**Task brief:** An exact copy of all the data is the required output.

**Records supplied:**
= = = =

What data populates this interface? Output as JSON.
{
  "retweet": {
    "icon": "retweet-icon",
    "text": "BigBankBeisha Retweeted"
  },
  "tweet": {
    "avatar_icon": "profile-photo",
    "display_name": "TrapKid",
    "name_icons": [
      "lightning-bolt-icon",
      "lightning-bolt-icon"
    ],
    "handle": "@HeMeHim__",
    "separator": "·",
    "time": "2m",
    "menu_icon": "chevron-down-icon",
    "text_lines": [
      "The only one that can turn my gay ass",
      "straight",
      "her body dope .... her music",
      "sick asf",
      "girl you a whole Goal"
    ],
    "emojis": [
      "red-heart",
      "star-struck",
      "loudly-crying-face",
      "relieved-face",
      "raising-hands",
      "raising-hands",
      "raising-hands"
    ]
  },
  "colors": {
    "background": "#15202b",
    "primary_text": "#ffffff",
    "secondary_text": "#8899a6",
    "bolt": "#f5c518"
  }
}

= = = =

**Your response:**
What data populates this interface? Output as JSON.
{
  "retweet": {
    "icon": "retweet-icon",
    "text": "BigBankBeisha Retweeted"
  },
  "tweet": {
    "avatar_icon": "profile-photo",
    "display_name": "TrapKid",
    "name_icons": [
      "lightning-bolt-icon",
      "lightning-bolt-icon"
    ],
    "handle": "@HeMeHim__",
    "separator": "·",
    "time": "2m",
    "menu_icon": "chevron-down-icon",
    "text_lines": [
      "The only one that can turn my gay ass",
      "straight",
      "her body dope .... her music",
      "sick asf",
      "girl you a whole Goal"
    ],
    "emojis": [
      "red-heart",
      "star-struck",
      "loudly-crying-face",
      "relieved-face",
      "raising-hands",
      "raising-hands",
      "raising-hands"
    ]
  },
  "colors": {
    "background": "#15202b",
    "primary_text": "#ffffff",
    "secondary_text": "#8899a6",
    "bolt": "#f5c518"
  }
}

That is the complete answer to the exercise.